Directions for this task: Each entry below should be written out exactly as it is, with no pictures.

Raw data:
● ● ●

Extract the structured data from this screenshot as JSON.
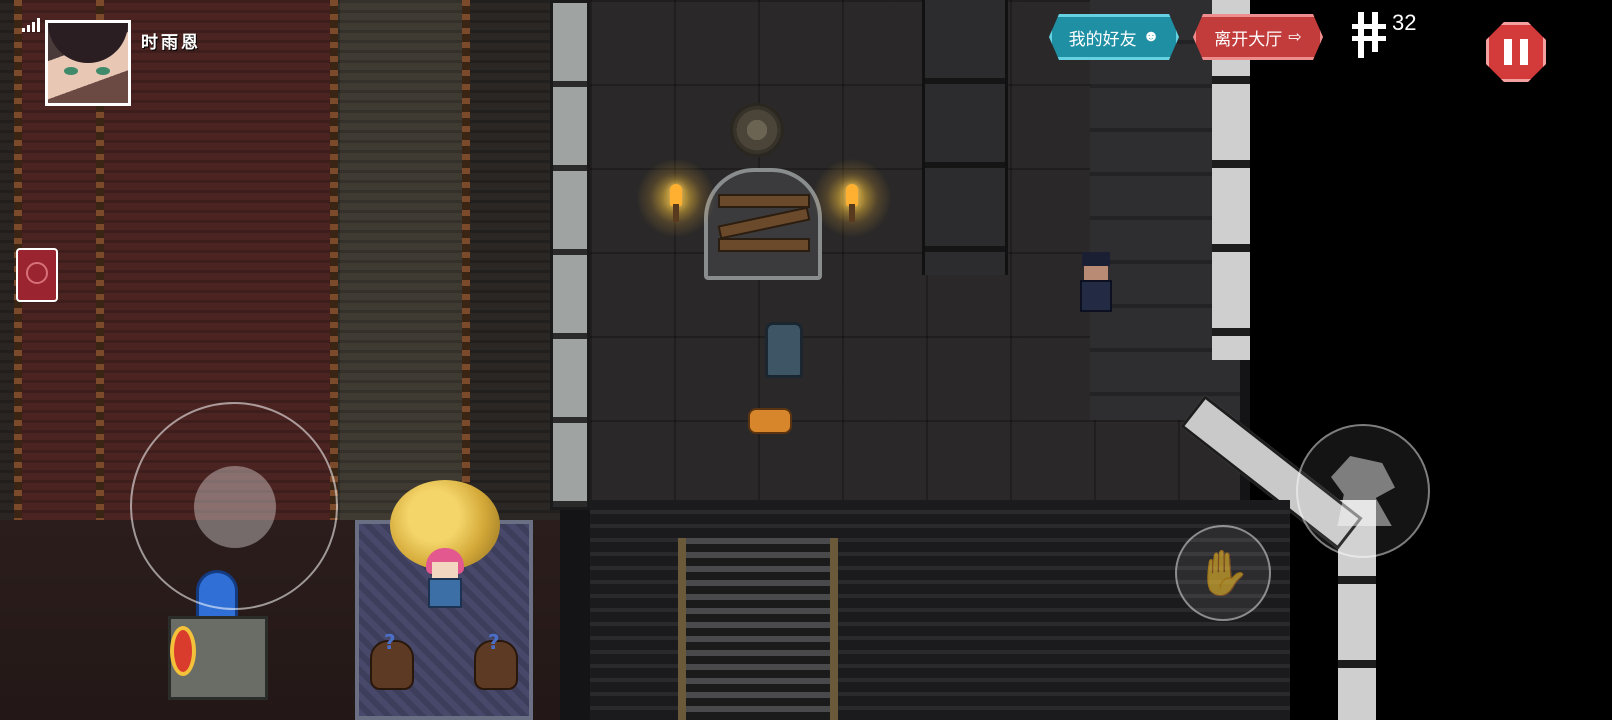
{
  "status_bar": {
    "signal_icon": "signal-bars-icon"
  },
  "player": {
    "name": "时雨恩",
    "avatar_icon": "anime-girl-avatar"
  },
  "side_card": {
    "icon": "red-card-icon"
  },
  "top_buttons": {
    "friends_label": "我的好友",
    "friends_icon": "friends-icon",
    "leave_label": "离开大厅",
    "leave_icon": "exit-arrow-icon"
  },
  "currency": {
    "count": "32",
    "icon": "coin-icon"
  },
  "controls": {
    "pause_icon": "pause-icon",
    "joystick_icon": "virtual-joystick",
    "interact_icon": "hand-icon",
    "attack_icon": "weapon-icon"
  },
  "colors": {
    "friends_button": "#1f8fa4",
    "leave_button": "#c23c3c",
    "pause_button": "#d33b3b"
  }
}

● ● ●

Task solution:
Extract the structured data from this screenshot as JSON.
{
  "status_bar": {
    "signal_icon": "signal-bars-icon"
  },
  "player": {
    "name": "时雨恩",
    "avatar_icon": "anime-girl-avatar"
  },
  "side_card": {
    "icon": "red-card-icon"
  },
  "top_buttons": {
    "friends_label": "我的好友",
    "friends_icon": "friends-icon",
    "leave_label": "离开大厅",
    "leave_icon": "exit-arrow-icon"
  },
  "currency": {
    "count": "32",
    "icon": "coin-icon"
  },
  "controls": {
    "pause_icon": "pause-icon",
    "joystick_icon": "virtual-joystick",
    "interact_icon": "hand-icon",
    "attack_icon": "weapon-icon"
  },
  "colors": {
    "friends_button": "#1f8fa4",
    "leave_button": "#c23c3c",
    "pause_button": "#d33b3b"
  }
}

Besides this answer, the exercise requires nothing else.